While the future Swedish Obama might have a problem being elected as Prime Minister (and that would be the better discussion), he could be. His being elected King is a moot point. We can’t choose who our parents are.

For members


What is Sweden doing to celebrate the King’s 50th year on the throne?

Sweden's King Carl XVI Gustaf marks his 50-year jubilee next year, while the nation will mark the 500th anniversary of the year Gustav Vasa ascended to the throne after liberating Sweden from Danish rule. So, how is Sweden celebrating?

What is Sweden doing to celebrate the King's 50th year on the throne?

Carl XVI Gustaf was only 27 when he became king following the death of his grandfather, Gustaf VI Adolf in 1973, and he had been Crown Prince since his father, Prince Gustaf Adolf, died in a plane crash when he was just four years old. 

In 2018, he became Sweden’s longest reigning monarch ever, and he’s currently showing few signs of slowing down. 

Here are the main events planned for 2023 to celebrate his rule. 

January 27th: the Sweden Dinner

Jubilee celebrations will begin shortly after the New Year’s celebration, with a Sverigemiddag, or “Sweden Dinner”, planned in Stockholm at the Kungliga slottet, or Royal Palace, for January 27.

Leaders from each of Sweden’s 21 counties are invited, and those leaders will also select significant people from their counties to “set the tone” (tongivande människor) for the event.

February-September: Tour of Swedish counties

Throughout the year, the King and Queen will travel to all of Sweden’s counties, riding in a horse-drawn carriage wherever possible. These visits will take place between February and September.

June 6th: National Day celebrations

As mentioned above, on June 6, the royal couple will be in Strängnäs to mark the anniversary of the founding of modern Sweden under Gustav Vasa.

After visiting Strängnäs, the King will give a National Day speech at the Nordic Museum in Stockholm, which has its own statue of Gustav Vasa, and which will itself be celebrating its 150-year anniversary next year. A National Day reception will also be held at the museum.

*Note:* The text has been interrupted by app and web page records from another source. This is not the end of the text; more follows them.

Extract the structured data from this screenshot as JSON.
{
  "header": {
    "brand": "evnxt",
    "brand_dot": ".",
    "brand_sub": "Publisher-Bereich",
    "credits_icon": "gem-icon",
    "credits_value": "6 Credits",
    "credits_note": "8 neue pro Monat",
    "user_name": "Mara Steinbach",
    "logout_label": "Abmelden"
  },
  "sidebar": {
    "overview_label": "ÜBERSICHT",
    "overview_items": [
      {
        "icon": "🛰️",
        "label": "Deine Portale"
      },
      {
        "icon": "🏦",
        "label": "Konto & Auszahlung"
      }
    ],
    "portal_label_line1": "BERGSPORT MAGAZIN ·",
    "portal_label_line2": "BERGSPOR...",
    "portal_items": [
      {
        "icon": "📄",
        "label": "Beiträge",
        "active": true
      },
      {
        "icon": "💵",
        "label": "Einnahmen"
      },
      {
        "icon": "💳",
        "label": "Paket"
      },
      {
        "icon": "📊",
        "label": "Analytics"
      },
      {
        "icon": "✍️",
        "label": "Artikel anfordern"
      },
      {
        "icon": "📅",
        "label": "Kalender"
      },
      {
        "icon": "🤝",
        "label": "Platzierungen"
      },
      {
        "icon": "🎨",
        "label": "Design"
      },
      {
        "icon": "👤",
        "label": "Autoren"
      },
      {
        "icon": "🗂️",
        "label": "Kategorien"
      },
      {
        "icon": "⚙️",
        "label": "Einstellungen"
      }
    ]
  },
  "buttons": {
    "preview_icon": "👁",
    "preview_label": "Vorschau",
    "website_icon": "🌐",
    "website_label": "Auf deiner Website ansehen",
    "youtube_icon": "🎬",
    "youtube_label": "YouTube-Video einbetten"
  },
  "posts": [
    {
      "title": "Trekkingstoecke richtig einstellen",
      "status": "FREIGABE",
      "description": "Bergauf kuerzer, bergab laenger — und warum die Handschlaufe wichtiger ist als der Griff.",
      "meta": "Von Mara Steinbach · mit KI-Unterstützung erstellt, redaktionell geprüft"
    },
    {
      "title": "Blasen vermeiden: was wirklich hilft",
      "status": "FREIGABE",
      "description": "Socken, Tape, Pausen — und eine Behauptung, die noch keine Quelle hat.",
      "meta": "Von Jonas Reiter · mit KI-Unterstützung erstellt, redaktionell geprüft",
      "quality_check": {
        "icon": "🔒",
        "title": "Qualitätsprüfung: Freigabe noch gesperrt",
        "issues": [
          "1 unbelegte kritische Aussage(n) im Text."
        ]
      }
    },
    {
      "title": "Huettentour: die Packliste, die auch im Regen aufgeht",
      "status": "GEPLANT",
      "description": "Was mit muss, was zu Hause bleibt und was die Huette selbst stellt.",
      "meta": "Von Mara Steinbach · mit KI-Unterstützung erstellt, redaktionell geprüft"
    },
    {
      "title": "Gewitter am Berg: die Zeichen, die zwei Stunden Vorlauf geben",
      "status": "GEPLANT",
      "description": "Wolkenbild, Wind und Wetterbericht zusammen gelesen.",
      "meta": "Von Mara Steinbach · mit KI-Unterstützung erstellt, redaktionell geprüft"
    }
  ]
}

September 15th and September 16th: Main jubilee celebrations

September 15, 2023, officially marks 50 years from the day when Carl XVI Gustaf became Sweden’s king. 

A Jubilee dinner with international heads of state and royals will be held that evening in the Rikssalen at the Royal Palace.

The next day, on September 16th, the King and Queen will travel through Stockholm in a Jubilee Cortege. This will be followed by a Jubilee Concert, which will be open to the public and may also be broadcast live on TV and radio.

While not all these events will be open to the public, there are plenty of opportunities for regular civilians to get caught up in Jubilee celebrations. In March, an exhibition titled “Vasa to Bernadotte – Culture in the service of the kingdom 1523 – 1973 – 2023”, tracking the history of the Swedish monarchy, will open at the Royal Palace. And in June, an outdoor photography retrospective on Carl XVI Gustaf’s time as King will open at Slottsbacken, by the Royal Palace. 

Gustaf Vasa led a rebellion against the Danish King Kristian II, led Sweden’s reformation, and established Sweden as a unitary kingdom. Photo: National Museum of Sweden

So what’s planned to celebrate the the Vasa anniversary? 

Next year isn’t all about contemporary royalty, there’s also a historical king to celebrate. 

Gustav Vasa, or Gustav 1st, is seen by many Swedes as the country’s greatest ever ruler. During his rule, Vasa did away with the tradition of elected monarchs, replacing the system with a hereditary monarchy, then ruled by the House of Vasa.

The day he was elected king, June 6th, 1523, is now celebrated as Sweden’s national day.

So on June 6th, a full day of festivities is planned in Strängnäs, the city where Vasa’s election was held, with King Carl XVI Gustaf and Queen Silvia presiding over the day’s events.

The Royal Castles will mark Gustav Vasa’s election with a variety of events, including lectures, concerts, and park walks planned throughout the year at Vasaborgen Gripsholm, or Gripsholm Castle, in Mariefred. The castle itself is an important historical site, dating back to the era of Sweden’s Vasa rulers

You can apply for tickets here from March for the events at Gripsholm Castle.